The Denis Hurley Centre is honoured to be hosting the creation of a Buddhist Sand Mandala this weekend from October 14, 2018.

This will be an amazing experience as three Tibetan monks in robes laboriously spend seven days chiselling away at coloured rocks to create an intricate spiritual image while praying and chanting.

The colours for the painting are made with naturally coloured sand, crushed gypsum (white), yellow ochre, red sandstone, charcoal, and a mixture of charcoal and gypsum (blue). Mixing red and black can make brown, red and white make pink. Other colouring agents include corn meal, flower pollen, or powdered roots and bark.

The monks will be travelling with companions from Tibet who will be on hand to explain more about the religion and culture of Tibet. There will also be an opportunity for people to buy Tibetan products and to colour in their own mandalas.

“This is a powerful expression of inter-faith solidarity,” commented Raymond Perrier Director of the Denis Hurley Centre. “It gives us an opportunity to learn the ancient wisdom of religious art and healing associated with the Tibetan Buddhist tradition. We also want to share our own traditions with the visitors. So we are delighted that, at the same time, a group of Durban beach artists will be creating a sand sculpture outside the Denis Hurley Centre: the sand mandala meets the sand Mandela!”

Elizabeth Gaywood from the Tibet Society of SA who is sponsoring the visit added: “The last time such an event was created in Durban was at KZNSA eight years ago. It was important to us to include Durban in this national tour because it is a city with such a reputation for religious tolerance.”

The creation of the Sand Mandala will be open for public viewing from October 15 to 21, each day from 10h00 to 16h00 (safe parking opposite, below Victoria Street Market).  Groups from schools and other organisations are expected and are most welcome but should book in advance by emailing

Janet Talbot, education specialist working with the DHC added: “This is a wonderful experience for school learners to see – and a chance to teach them about (among other things): Religious art, Eastern religions, Spiritual healing and even Chinese politics!

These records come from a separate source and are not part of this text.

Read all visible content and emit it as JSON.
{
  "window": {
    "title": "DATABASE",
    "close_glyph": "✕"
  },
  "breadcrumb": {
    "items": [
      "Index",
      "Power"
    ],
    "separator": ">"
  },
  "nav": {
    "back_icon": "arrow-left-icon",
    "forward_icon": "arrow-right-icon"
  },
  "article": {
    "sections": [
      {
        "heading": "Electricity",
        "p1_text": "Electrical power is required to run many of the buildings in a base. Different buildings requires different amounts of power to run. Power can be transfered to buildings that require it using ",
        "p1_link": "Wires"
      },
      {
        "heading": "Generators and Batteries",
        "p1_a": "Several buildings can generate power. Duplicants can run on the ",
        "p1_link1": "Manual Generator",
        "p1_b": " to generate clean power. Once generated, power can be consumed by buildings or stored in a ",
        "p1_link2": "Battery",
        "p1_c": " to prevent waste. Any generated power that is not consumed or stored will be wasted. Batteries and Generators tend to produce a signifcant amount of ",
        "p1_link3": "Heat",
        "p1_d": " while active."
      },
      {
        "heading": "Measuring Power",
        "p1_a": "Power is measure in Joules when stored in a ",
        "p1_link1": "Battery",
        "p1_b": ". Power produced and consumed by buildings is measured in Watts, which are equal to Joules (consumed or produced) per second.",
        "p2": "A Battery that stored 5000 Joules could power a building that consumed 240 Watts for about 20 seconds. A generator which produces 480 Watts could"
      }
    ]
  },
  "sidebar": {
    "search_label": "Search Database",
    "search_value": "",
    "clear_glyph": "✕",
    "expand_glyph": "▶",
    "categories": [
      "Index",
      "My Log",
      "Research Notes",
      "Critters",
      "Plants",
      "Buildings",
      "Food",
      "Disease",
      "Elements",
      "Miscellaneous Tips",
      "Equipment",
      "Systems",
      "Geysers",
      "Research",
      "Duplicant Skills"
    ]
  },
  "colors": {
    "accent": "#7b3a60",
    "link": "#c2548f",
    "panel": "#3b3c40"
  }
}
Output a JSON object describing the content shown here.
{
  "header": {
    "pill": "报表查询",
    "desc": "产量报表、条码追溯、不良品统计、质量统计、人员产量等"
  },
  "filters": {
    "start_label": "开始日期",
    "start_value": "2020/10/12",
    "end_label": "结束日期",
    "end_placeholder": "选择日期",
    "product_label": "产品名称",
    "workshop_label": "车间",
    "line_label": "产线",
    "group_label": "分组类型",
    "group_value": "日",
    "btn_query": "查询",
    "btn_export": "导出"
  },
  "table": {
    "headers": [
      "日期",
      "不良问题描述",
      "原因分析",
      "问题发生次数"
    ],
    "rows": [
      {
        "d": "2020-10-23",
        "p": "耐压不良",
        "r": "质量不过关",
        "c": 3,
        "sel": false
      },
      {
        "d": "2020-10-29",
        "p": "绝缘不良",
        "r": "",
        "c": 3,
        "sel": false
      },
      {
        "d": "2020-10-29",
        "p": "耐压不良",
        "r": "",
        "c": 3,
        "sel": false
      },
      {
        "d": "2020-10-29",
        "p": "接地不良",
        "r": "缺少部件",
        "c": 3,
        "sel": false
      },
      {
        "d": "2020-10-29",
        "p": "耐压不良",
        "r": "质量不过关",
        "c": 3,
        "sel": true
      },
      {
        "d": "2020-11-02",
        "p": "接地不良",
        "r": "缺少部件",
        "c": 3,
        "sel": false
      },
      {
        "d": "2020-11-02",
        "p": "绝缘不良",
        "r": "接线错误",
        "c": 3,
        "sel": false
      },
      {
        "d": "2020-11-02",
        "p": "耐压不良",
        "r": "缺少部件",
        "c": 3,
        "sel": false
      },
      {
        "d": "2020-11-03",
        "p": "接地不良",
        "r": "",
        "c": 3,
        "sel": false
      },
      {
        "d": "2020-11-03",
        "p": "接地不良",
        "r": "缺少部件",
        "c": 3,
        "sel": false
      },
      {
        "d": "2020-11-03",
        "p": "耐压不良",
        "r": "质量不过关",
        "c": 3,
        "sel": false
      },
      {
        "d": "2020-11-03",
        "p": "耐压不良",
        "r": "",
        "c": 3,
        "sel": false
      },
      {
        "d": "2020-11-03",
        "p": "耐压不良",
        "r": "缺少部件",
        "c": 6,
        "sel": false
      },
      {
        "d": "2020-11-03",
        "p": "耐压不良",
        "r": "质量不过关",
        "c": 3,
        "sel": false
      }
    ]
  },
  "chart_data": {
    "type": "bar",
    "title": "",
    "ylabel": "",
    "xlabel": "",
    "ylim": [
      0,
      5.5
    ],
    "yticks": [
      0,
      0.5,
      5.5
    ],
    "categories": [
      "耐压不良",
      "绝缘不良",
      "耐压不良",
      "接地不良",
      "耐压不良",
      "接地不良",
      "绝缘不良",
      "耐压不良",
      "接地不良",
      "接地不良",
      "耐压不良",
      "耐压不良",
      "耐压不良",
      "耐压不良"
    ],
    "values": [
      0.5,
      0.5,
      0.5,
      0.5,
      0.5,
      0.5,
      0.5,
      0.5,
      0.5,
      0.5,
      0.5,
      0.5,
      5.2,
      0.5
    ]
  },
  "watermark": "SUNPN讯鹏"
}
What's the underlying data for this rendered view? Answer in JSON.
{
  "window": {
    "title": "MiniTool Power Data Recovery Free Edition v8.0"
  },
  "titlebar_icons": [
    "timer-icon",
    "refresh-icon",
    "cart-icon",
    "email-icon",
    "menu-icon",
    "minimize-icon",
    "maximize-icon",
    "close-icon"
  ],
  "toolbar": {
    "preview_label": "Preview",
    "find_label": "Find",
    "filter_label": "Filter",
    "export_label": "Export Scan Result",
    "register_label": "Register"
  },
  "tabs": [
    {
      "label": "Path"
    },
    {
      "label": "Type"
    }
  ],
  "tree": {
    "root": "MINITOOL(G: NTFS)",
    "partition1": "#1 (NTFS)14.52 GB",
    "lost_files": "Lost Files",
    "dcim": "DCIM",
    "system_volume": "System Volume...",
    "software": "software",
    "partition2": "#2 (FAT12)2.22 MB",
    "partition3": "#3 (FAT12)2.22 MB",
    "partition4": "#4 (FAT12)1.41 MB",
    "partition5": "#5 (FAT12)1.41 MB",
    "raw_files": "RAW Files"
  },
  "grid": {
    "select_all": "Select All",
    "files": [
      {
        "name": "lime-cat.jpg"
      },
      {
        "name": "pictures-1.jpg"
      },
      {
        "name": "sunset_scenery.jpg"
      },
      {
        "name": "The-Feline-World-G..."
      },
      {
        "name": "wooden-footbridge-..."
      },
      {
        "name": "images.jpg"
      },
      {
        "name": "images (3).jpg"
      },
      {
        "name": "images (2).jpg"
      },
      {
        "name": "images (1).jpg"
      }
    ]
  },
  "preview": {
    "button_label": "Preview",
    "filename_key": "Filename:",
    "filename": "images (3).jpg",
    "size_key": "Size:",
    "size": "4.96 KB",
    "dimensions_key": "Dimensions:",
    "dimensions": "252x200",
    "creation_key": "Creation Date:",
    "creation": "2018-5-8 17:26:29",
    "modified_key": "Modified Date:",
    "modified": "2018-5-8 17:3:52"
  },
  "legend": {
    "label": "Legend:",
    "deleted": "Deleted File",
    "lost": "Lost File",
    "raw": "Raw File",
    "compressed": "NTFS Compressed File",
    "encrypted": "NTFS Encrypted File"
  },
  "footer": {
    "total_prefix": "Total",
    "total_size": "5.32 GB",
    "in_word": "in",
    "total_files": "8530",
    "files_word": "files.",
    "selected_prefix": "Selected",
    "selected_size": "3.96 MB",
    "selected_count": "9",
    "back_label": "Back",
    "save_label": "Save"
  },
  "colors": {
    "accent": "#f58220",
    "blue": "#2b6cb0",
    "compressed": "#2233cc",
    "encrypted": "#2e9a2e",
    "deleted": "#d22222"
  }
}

On the last day –October 21 at 15h30 - the image will be ceremoniously swept away and the sand carried to the sea. The sand is totally natural and will not harm the environment in any way. Elizabeth Gaywood from the Tibet Society of SA explained: “This is to remind us that all art and beauty on this earth is transitory and only the things of heaven will last.”